With the first day of school here in Portland now less than two weeks away this is a good time to focus our attention once again on the issue of lead in school drinking water. As I wrote in a blog last May, the issue emerged with special urgency as the previous school year drew to a close with the citywide scandal in Flint, Michigan drawing national attention to lead poisoning issues nationwide.
Unfortunately if local and national media coverage are anything to go by the answer to the question: ‘Have the Portland schools used the summer months to fix the problem?’ is: hard to say; it isn’t clear. An article published in The Oregonian just this week focused on similar problems in Beaverton – indicating that the problem is not confined to Oregon’s largest city, but with the Portland Schools still trying to finalize selection of an interim superintendent attention appears to have drifted away from the issue of lead in the school system’s drinking water.
As a report last week in The Oregonian detailed, the Portland Public Schools system’s record is not good. “Lead-reducing filters cost about $100 and are proven by independent laboratories to reduce lead to below 10 parts per billion. The district used filters that in 2008 cost $12.87 apiece.” A 2007 plan to install filters directly on drinking fountains went awry when it was discovered that the contractor used the wrong filters. A 2011 attempt using a different company led to filters that were supposed to last seven months failing after only 12 days.
At least Portland has tried to address the problem. As TV station KATU reported recently, there is no legal requirement at either the federal or the state level for most schools to do so. The station confirmed that with a regional manager for the Oregon Health Authority, adding that when “schools do run tests, they don’t have to report the results to you, the state or federal government or anyone else.” The issue, as detailed in a lengthy analysis of the issue by the Washington Post (link below – the article is long, but well worth reading in full) is that under federal law only “8 to 11 percent of all schools” are required to test their own water (mostly those that draw their water from dedicated wells). For schools that use the local tap water “the testing happens at the water treatment plant, before water courses through miles and miles of plumbing and fixtures. If those pipes and fixtures contain lead – and they often do as lead-based pipes weren’t outlawed until 1986 – then water can become contaminated on the journey to the tap… the water in a school is often more likely to be contaminated than the water in a home because schools close for long periods, leaving water sitting in the pipes. The stagnant water creates chemical and bacterial conditions that can intensify the lead problem.”

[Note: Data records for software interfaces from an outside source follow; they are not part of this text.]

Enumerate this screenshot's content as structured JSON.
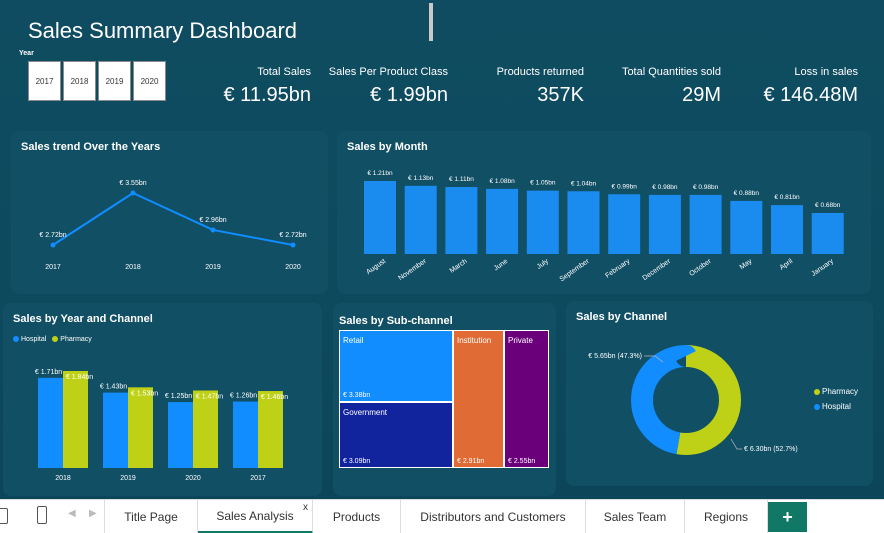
{
  "title": "Sales Summary Dashboard",
  "year_slicer": {
    "label": "Year",
    "options": [
      "2017",
      "2018",
      "2019",
      "2020"
    ]
  },
  "kpis": [
    {
      "label": "Total Sales",
      "value": "€ 11.95bn"
    },
    {
      "label": "Sales Per Product Class",
      "value": "€ 1.99bn"
    },
    {
      "label": "Products returned",
      "value": "357K"
    },
    {
      "label": "Total Quantities sold",
      "value": "29M"
    },
    {
      "label": "Loss in sales",
      "value": "€ 146.48M"
    }
  ],
  "colors": {
    "hospital": "#118dff",
    "pharmacy": "#bfd117",
    "bar": "#1a8cf0",
    "background": "#0e4a5e"
  },
  "panels": {
    "trend": {
      "title": "Sales trend Over the Years"
    },
    "month": {
      "title": "Sales by Month"
    },
    "year_channel": {
      "title": "Sales by Year and Channel",
      "legend": [
        "Hospital",
        "Pharmacy"
      ]
    },
    "subchannel": {
      "title": "Sales by Sub-channel"
    },
    "channel": {
      "title": "Sales by Channel",
      "legend": [
        "Pharmacy",
        "Hospital"
      ]
    }
  },
  "chart_data": [
    {
      "type": "line",
      "title": "Sales trend Over the Years",
      "categories": [
        "2017",
        "2018",
        "2019",
        "2020"
      ],
      "values": [
        2.72,
        3.55,
        2.96,
        2.72
      ],
      "labels": [
        "€ 2.72bn",
        "€ 3.55bn",
        "€ 2.96bn",
        "€ 2.72bn"
      ]
    },
    {
      "type": "bar",
      "title": "Sales by Month",
      "categories": [
        "August",
        "November",
        "March",
        "June",
        "July",
        "September",
        "February",
        "December",
        "October",
        "May",
        "April",
        "January"
      ],
      "values": [
        1.21,
        1.13,
        1.11,
        1.08,
        1.05,
        1.04,
        0.99,
        0.98,
        0.98,
        0.88,
        0.81,
        0.68
      ],
      "labels": [
        "€ 1.21bn",
        "€ 1.13bn",
        "€ 1.11bn",
        "€ 1.08bn",
        "€ 1.05bn",
        "€ 1.04bn",
        "€ 0.99bn",
        "€ 0.98bn",
        "€ 0.98bn",
        "€ 0.88bn",
        "€ 0.81bn",
        "€ 0.68bn"
      ]
    },
    {
      "type": "bar",
      "title": "Sales by Year and Channel",
      "categories": [
        "2018",
        "2019",
        "2020",
        "2017"
      ],
      "series": [
        {
          "name": "Hospital",
          "values": [
            1.71,
            1.43,
            1.25,
            1.26
          ],
          "labels": [
            "€ 1.71bn",
            "€ 1.43bn",
            "€ 1.25bn",
            "€ 1.26bn"
          ]
        },
        {
          "name": "Pharmacy",
          "values": [
            1.84,
            1.53,
            1.47,
            1.46
          ],
          "labels": [
            "€ 1.84bn",
            "€ 1.53bn",
            "€ 1.47bn",
            "€ 1.46bn"
          ]
        }
      ]
    },
    {
      "type": "treemap",
      "title": "Sales by Sub-channel",
      "items": [
        {
          "name": "Retail",
          "value": 3.38,
          "label": "€ 3.38bn",
          "color": "#118dff"
        },
        {
          "name": "Government",
          "value": 3.09,
          "label": "€ 3.09bn",
          "color": "#12239e"
        },
        {
          "name": "Institution",
          "value": 2.91,
          "label": "€ 2.91bn",
          "color": "#e66c37"
        },
        {
          "name": "Private",
          "value": 2.55,
          "label": "€ 2.55bn",
          "color": "#6b007b"
        }
      ]
    },
    {
      "type": "pie",
      "title": "Sales by Channel",
      "donut": true,
      "slices": [
        {
          "name": "Pharmacy",
          "value": 52.7,
          "label": "€ 6.30bn (52.7%)",
          "color": "#bfd117"
        },
        {
          "name": "Hospital",
          "value": 47.3,
          "label": "€ 5.65bn (47.3%)",
          "color": "#118dff"
        }
      ]
    }
  ],
  "tabbar": {
    "tabs": [
      "Title Page",
      "Sales Analysis",
      "Products",
      "Distributors and Customers",
      "Sales Team",
      "Regions"
    ],
    "active": "Sales Analysis",
    "close_glyph": "x",
    "add_glyph": "+"
  }
}
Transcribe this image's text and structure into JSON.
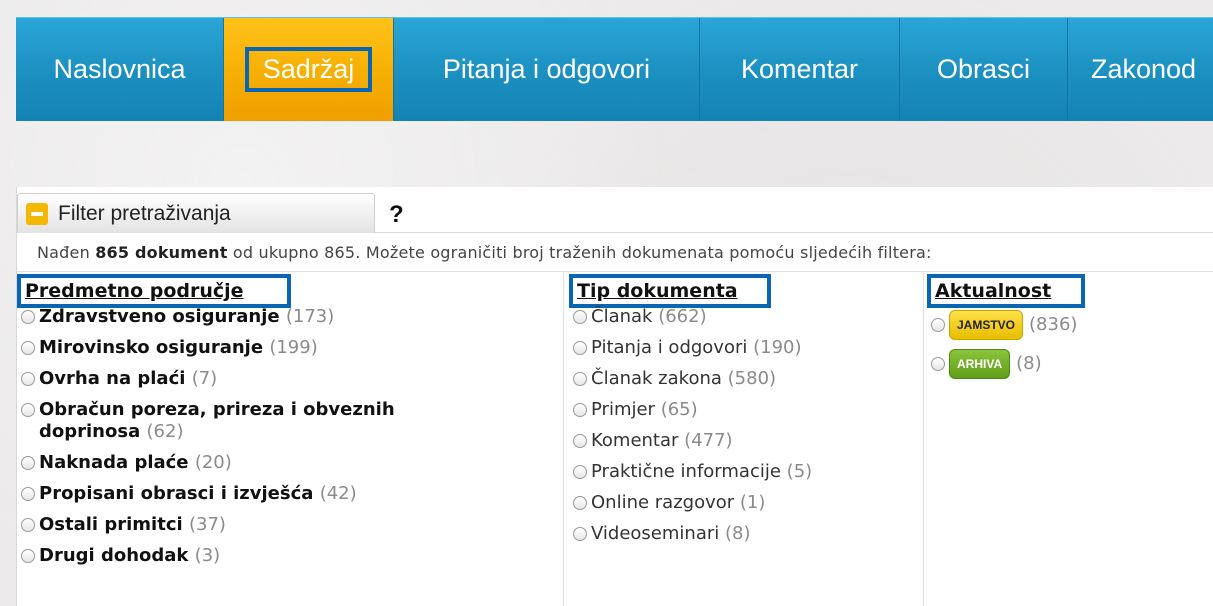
{
  "nav": {
    "items": [
      {
        "label": "Naslovnica"
      },
      {
        "label": "Sadržaj"
      },
      {
        "label": "Pitanja i odgovori"
      },
      {
        "label": "Komentar"
      },
      {
        "label": "Obrasci"
      },
      {
        "label": "Zakonod"
      }
    ],
    "active_index": 1
  },
  "filter": {
    "title": "Filter pretraživanja",
    "help": "?",
    "summary_prefix": "Nađen ",
    "summary_count": "865 dokument",
    "summary_suffix": " od ukupno 865. Možete ograničiti broj traženih dokumenata pomoću sljedećih filtera:"
  },
  "columns": {
    "subject": {
      "heading": "Predmetno područje",
      "options": [
        {
          "label": "Zdravstveno osiguranje",
          "count": "(173)"
        },
        {
          "label": "Mirovinsko osiguranje",
          "count": "(199)"
        },
        {
          "label": "Ovrha na plaći",
          "count": "(7)"
        },
        {
          "label": "Obračun poreza, prireza i obveznih doprinosa",
          "count": "(62)"
        },
        {
          "label": "Naknada plaće",
          "count": "(20)"
        },
        {
          "label": "Propisani obrasci i izvješća",
          "count": "(42)"
        },
        {
          "label": "Ostali primitci",
          "count": "(37)"
        },
        {
          "label": "Drugi dohodak",
          "count": "(3)"
        }
      ]
    },
    "doctype": {
      "heading": "Tip dokumenta",
      "options": [
        {
          "label": "Članak",
          "count": "(662)"
        },
        {
          "label": "Pitanja i odgovori",
          "count": "(190)"
        },
        {
          "label": "Članak zakona",
          "count": "(580)"
        },
        {
          "label": "Primjer",
          "count": "(65)"
        },
        {
          "label": "Komentar",
          "count": "(477)"
        },
        {
          "label": "Praktične informacije",
          "count": "(5)"
        },
        {
          "label": "Online razgovor",
          "count": "(1)"
        },
        {
          "label": "Videoseminari",
          "count": "(8)"
        }
      ]
    },
    "actuality": {
      "heading": "Aktualnost",
      "options": [
        {
          "badge": "JAMSTVO",
          "count": "(836)"
        },
        {
          "badge": "ARHIVA",
          "count": "(8)"
        }
      ]
    }
  },
  "colors": {
    "nav_blue": "#1b8fc0",
    "nav_active": "#f5ad00",
    "highlight": "#0a66b2",
    "badge_gold": "#f0c400",
    "badge_green": "#6aa823"
  }
}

In short, the chances of an Oregon child being injured because of the Portland school system’s failure to deal with this issue are shockingly high. I do not need to rehearse here the extraordinary damage lead can do in a young person’s body, particularly if it builds up over a long period of time. As a Portland attorney specializing in injuries to children, and as a parent, I sincerely hope that this issue is addressed at the city and state level in a quick and comprehensive manner before schools reopen on August 31 (September 6 for Kindergarten and pre-K). In the longer term this will require a concerted effort from state and local government to upgrade infrastructure throughout the city, but most immediately we here in Portland – like other parents around the state – need the assurance of local officials that they will install the right kind of filters to guarantee the safety of our children when they return to school in a few weeks’ time.